Trying to mix this shambles of a main plot with the biggest sci-fi cliche of all time is a big no-no, as is the entire threat of the episode. You can't have the Doctor's death lingering over us from the premiere and then expect us to care that he might die now instead of then. We all know he isn't going to die, but Moffat just resist using this trope over and over. What we're left with is an episode that really serves no purpose beyond dropping the hint for the solution to this season's grand gambit. It doesn't even manage to be fun, because it all rings as insincere and childish, and with a deep lack of respect for those watching.
Honourable Mention: The Big Bang, where Moffat... retcons the Universe? I should have seen it coming.
That's the worst Series 6 episodes gone, which can only leave...

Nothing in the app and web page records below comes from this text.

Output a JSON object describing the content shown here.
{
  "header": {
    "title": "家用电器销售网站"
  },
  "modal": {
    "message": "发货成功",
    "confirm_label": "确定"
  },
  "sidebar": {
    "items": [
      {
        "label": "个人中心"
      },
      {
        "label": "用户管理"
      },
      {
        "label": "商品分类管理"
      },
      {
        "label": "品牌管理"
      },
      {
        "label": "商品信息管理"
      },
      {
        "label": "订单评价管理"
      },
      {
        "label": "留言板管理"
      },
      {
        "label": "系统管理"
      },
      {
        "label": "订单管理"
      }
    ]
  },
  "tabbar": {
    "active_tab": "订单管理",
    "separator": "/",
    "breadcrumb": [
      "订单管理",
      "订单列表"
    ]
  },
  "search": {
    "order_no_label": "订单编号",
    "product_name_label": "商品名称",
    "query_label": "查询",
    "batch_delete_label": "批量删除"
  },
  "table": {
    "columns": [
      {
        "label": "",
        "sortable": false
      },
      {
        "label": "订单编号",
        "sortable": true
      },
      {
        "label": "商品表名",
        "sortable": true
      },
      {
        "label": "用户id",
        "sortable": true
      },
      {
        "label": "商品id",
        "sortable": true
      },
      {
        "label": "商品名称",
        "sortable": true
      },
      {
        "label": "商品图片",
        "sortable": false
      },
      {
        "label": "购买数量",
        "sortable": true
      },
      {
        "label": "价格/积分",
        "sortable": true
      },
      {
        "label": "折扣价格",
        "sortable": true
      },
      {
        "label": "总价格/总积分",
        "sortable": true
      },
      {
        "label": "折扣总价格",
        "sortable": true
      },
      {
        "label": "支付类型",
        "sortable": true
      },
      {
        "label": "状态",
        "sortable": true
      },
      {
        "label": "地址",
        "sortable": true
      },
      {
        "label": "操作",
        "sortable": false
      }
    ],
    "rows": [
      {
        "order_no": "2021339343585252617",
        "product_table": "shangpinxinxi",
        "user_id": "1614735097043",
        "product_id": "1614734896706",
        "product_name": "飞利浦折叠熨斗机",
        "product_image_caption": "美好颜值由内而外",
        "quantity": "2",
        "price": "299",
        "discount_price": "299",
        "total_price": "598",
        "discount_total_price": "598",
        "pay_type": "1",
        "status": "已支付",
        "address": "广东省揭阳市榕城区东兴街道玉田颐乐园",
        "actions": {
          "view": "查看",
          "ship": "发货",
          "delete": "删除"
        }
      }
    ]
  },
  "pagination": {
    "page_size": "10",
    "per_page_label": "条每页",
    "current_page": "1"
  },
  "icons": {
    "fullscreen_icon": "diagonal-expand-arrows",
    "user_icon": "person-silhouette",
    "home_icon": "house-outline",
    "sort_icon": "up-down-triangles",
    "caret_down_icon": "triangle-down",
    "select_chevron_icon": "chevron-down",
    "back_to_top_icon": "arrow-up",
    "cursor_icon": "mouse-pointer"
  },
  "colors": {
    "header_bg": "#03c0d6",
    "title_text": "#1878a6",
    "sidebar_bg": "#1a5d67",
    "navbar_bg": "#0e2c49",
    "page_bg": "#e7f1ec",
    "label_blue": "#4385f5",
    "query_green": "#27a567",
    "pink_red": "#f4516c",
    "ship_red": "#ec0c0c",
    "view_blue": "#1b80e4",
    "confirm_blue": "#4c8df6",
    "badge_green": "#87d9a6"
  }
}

|The worst, most drawn-out regeneration. Even worse than the|
one before. Yes, that one.
Written by Steven Moffat
My review here from the time is really good, and talks about the plot.
Here it is. The worst story belongs to the worst Doctor. Since 2013 I have seen almost everything in the Classic Series, and I have been waiting for something to knock Time from its pedestal, and nothing has. In his attempt to culminate everything in the Matt Smith era, Moffat manages to encapsulate almost every shit thing about it. He makes the Doctor the centre of the Universe one last time, and simultaneously tries to brand his mark onto the show in a permanent and terrifying way. Not content to retcon his predecessor's main storyline out of existence, not content to retcon his terrible companion into every area of Doctor Who history, Moffat decided he also had to be the one to solve the issue of the Doctor's regeneration limit, despite being two Doctors too soon, just so they can write that Moffat woz 'ere.
I might not have minded Moffat's solution to the 13 life problem had it not been such a deus ex machina. Clara begging the Time Lords to help The Doctor is something that should not have worked, and only works because of her status as a magical plot device here in her first season. The paradox the Doctor's survival creates is one that Moffat never apparently realised, as without his death and grave to send Clara through time in Name of the Doctor, all of this never happens, and Series 7 never happened. Which seems to be the show's attitude as well, as apart from the Zygon two-parter, nobody has ever mentioned the events of this season after the fact.
Sexism and archaic attitudes to gender politics were rife throughout Moffat's era, especially in Smith's tenure, and that is one of the things I remember the most from this episode. Smith's Doctor is not a role model for children - he is a pest. The Doctor by this point in his life has literally no excuse to be unfamiliar with human customs and standards of reasonable interaction. He smacks Clara on the bottom and shows up to her house naked. Five episodes before this he sexually assaults a rape survivor in The Crimson Horror by holding her down and kissing her. He laughs when she slaps him, and tells her it feels good. It may seem like I'm demonising the Doctor here, but it's clear from elsewhere both in Doctor Who and away from it that Moffat simply doesn't see anything wrong with these things